Written By Trudi Joynt
We are used to the saying ‘spring is in the air’ and this comes from another saying, ‘something is in the air’.
The MacMillian Dictionary definition of this saying is “used for saying that people all have a similar feeling, especially a feeling that something exciting or new is happening.”
It is not surprising that the spring season gets its name from the verb “spring”. It is an encouragement to the flowers and plants that it is time to spring up and burst into bloom. It always amazes me that we see buds forming on bushes, plants and trees often before we have our first spring rains.
In an article ‘Where the Seasons Get Their Names’ on the website https://www.southernliving.com the author says, “According to the Online Etymology Dictionary, the word itself derives from the Old English word “springan,” which means “to leap, burst forth, fly up; spread, grow.” It, in turn, developed from the Proto-Germanic “sprengan.” During the 14th century, the word came to describe the spring season, indicating the time when plants rise from their winter dormancy and bloom. An apt name, don’t you think? Prior to that, the word “Lent” was used to describe the season. Anatoly Liberman explains, “Today only the ecclesiastic sense of Lent is current, but in the past it was the main word for ‘spring.’ Lent surfaced as ‘lencten,’ that is, ‘lengten’: the season got its name because in spring days lengthen.”

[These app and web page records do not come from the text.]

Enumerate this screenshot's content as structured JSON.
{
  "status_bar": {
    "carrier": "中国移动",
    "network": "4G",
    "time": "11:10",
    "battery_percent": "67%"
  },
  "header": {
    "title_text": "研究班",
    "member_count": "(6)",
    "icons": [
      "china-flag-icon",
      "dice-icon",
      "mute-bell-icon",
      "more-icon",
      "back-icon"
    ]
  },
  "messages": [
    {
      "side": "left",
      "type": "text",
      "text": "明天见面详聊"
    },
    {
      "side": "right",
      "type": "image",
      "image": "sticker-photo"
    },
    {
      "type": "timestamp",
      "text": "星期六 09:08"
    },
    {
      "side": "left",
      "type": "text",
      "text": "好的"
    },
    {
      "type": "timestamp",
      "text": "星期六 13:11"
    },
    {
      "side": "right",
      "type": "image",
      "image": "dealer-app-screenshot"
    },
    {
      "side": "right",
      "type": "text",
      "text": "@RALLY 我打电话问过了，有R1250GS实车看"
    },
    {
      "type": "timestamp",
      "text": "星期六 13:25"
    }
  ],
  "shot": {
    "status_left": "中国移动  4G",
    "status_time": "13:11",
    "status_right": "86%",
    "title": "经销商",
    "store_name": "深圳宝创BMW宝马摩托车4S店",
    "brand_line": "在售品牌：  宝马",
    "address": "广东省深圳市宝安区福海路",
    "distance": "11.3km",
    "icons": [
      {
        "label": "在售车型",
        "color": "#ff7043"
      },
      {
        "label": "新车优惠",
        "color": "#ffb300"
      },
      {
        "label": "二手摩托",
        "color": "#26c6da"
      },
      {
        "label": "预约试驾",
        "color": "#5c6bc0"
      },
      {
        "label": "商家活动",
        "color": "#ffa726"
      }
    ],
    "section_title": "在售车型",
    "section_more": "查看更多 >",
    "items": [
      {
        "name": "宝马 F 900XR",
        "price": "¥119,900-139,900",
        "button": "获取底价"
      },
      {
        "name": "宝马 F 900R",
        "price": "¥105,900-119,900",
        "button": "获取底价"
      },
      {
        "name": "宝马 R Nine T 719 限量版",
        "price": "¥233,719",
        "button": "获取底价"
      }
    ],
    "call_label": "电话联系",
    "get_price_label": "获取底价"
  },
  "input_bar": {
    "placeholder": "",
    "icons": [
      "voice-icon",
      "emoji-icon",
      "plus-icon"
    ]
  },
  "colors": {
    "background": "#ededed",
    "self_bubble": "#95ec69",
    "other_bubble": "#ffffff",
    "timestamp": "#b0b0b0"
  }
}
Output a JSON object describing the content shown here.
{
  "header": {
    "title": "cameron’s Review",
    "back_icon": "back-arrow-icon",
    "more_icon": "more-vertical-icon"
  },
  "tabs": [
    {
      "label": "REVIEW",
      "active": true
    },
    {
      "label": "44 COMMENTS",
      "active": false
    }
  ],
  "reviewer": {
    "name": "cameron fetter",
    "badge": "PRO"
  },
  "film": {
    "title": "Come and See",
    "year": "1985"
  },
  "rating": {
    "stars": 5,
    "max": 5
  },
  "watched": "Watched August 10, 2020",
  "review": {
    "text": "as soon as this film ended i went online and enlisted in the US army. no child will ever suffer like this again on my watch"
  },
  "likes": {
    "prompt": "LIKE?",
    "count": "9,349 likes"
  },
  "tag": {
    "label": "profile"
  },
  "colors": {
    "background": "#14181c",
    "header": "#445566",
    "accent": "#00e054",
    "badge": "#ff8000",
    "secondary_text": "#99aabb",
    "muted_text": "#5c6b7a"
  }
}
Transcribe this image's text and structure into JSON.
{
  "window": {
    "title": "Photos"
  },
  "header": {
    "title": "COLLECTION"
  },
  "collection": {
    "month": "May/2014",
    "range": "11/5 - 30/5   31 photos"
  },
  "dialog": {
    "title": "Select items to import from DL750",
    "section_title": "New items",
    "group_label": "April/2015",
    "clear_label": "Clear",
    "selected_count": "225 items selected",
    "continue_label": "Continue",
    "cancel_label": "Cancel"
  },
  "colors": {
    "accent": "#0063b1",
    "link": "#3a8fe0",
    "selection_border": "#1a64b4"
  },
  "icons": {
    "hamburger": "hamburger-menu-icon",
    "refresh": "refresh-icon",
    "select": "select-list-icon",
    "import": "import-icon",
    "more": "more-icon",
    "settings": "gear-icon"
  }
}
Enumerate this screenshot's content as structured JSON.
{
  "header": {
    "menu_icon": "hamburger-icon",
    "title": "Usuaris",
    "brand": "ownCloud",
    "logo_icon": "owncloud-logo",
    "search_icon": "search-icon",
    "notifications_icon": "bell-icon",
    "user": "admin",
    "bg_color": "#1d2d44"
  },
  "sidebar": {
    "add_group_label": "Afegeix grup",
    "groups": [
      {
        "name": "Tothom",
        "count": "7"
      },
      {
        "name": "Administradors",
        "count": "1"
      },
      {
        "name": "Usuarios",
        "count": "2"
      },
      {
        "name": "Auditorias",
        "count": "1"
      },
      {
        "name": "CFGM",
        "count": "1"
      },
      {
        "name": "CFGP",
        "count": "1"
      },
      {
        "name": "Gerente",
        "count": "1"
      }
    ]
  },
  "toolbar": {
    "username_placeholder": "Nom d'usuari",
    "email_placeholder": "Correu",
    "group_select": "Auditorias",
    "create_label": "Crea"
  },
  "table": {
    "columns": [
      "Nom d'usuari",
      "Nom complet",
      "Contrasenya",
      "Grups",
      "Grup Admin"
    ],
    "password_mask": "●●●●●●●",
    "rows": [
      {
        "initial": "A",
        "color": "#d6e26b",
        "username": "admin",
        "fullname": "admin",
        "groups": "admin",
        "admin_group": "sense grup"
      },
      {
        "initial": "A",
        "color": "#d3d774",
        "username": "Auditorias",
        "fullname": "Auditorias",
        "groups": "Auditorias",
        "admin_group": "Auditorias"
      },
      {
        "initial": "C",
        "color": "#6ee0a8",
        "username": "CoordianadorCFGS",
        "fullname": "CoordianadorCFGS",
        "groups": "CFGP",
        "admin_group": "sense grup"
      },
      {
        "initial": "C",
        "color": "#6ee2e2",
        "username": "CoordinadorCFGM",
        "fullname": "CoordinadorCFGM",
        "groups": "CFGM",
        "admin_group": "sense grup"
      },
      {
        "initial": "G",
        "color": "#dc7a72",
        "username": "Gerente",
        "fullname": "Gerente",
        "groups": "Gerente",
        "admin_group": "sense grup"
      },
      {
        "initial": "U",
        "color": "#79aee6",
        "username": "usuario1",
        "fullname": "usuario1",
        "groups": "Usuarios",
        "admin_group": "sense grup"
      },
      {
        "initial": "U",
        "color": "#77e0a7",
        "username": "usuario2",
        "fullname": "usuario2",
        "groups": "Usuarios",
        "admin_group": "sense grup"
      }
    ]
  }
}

Many people are living in the harsh reality that it does not feel like spring in their hearts today due to loss, disappointment and a longing for days gone by, when everything seemed normal. How often does one hear the term ‘new normal’? Yet you might feel, in the deepest part of your being, that you wish you could go back to things as they were, whatever that might mean for you.
One is often found at a loss of words as to how to encourage our friends that spring will come again, that the pain in some of our hearts will soften and that ultimately we do serve a God that is good and kind and loving.
There is a scripture in Habakkuk that encourages us to rejoice in the Lord.
Habakkuk 3:17-19 (NIV)
17 Though the fig tree does not bud
and there are no grapes on the vines,
though the olive crop fails
and the fields produce no food,
though there are no sheep in the pen
and no cattle in the stalls,
18 yet I will rejoice in the Lord,
I will be joyful in God my Savior.
19 The Sovereign Lord is my strength;
he makes my feet like the feet of a deer,
he enables me to tread on the heights.
For the director of music. On my stringed instruments.
We pray that in some way today you will feel or sense hope rising within you and that you will know that you are loved and cared for by a God who knows your inner most thoughts and feelings.